The little I know so far
Despite the fact it takes a lot of work and the desired results can be slow in coming and difficult to measure, I like blogging. It’s a great exercise for those of us who have lots of thoughts and opinions we never took the time to jot down.
And since I began blogging a relatively short time ago, I’ve formulated a few thoughts about blogging itself. First, whether you blog for business or just to express yourself (I happen to do both), bloggers want to be read. Which is why many people judge their blog’s success by how many readers or subscribers they have.
Since I’ve been blogging I’ve started reading other blogs. Blogs not just about translation but about many things. Sometimes to learn something and sometimes just to see how they blog. I’ve even visited blogs about blogging; there are hundreds of them. These bloggers are professional bloggers. The blogger’s blogger, so to speak. Akin to a teacher who teaches teachers.
I’ve learned things from their “top 10 blogging tips” or “top 5 blogging no-nos.” I try to post on a regular basis. I try not to run off at the keyboard and do my best to keep posts relevant and interesting. I try to invite discussion. I like to get involved in discussions on other’s blogs; sharing our ideas in the larger blogging community is fun and educational, like wandering around a big party participating in the variety of smaller discussions. I’ve imported some widgets and plugins and have optimized my blog for search engines (fellow bloggers will know what I’m talking about).
For example, I recently loaded the plugin that gives a few buttons at the bottom of the post so readers can share it or bookmark on digg or technorati or in various other ways. By the way, for those of you who haven’t tried it, I like Stumble Upon, which not only lets you collect sites you like but allows you to, ahem, stumble upon others you might never have discovered. For example, here’s one of the fascinating articles I Stumbled Upon.
But most of us are not full time bloggers. We only blog about something else we do full time. So besides keeping up with our industry or hobby, we’re learning lots of little tricks about a new medium so we can share the stuff we really know about.
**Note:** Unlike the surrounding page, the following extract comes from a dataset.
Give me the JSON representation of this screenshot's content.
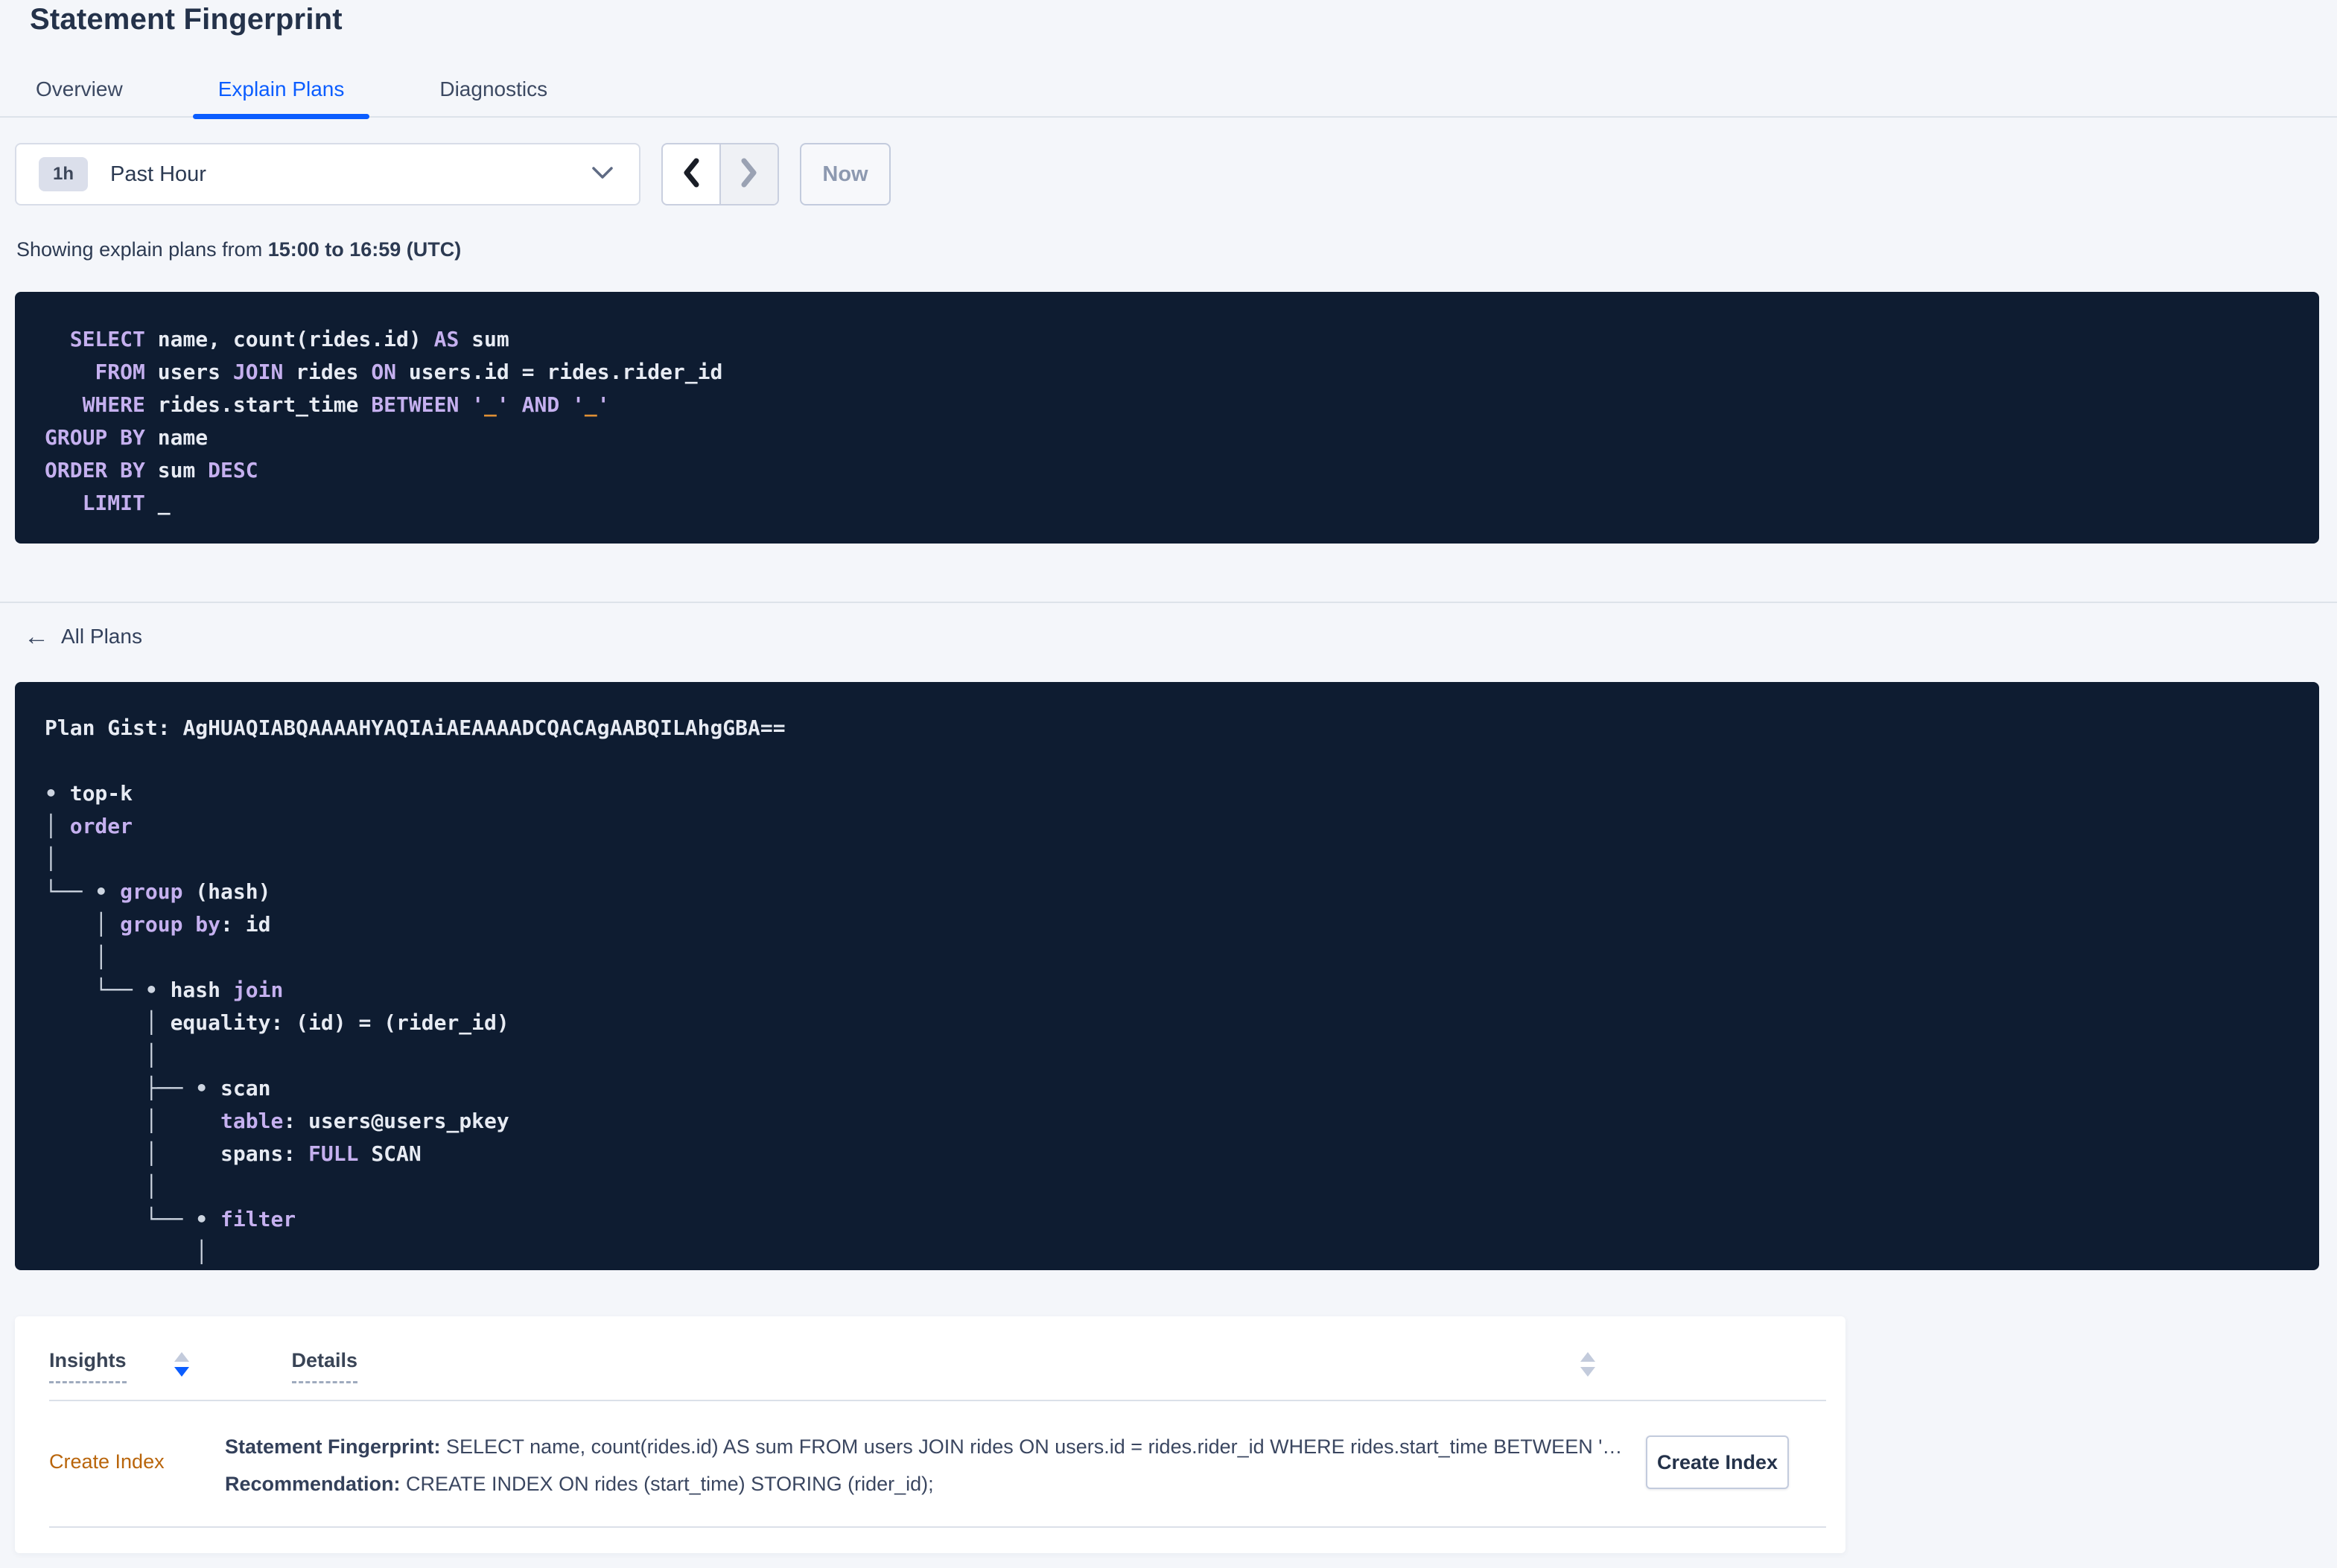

The downside about reading blogs about blogging is we can get blog envy — I know I’ve had it. Bloggers who blog about blogging or marketing or other popular topics tell us things like, “don’t worry, it takes time… it took more than a month before I got up to 5,000 hits a day.” Only a month? That’s a little like the school teacher listening to people in the corporate world comiserate about how this year’s bonus will be slightly smaller. And I admit to feeling a little envious when I see an uninteresting post receive 143 comments. But I’m not discouraged. My numbers are lower but, as I say, I like blogging.
But now I’m off the topic of my blog, which is usually on the “no-no” list. So what’s my point? No point other than to take a moment away from my main topic to discuss the new tool I’ve been using to communicate it, and to share a few thoughts with my fellow bloggers in my blogging community.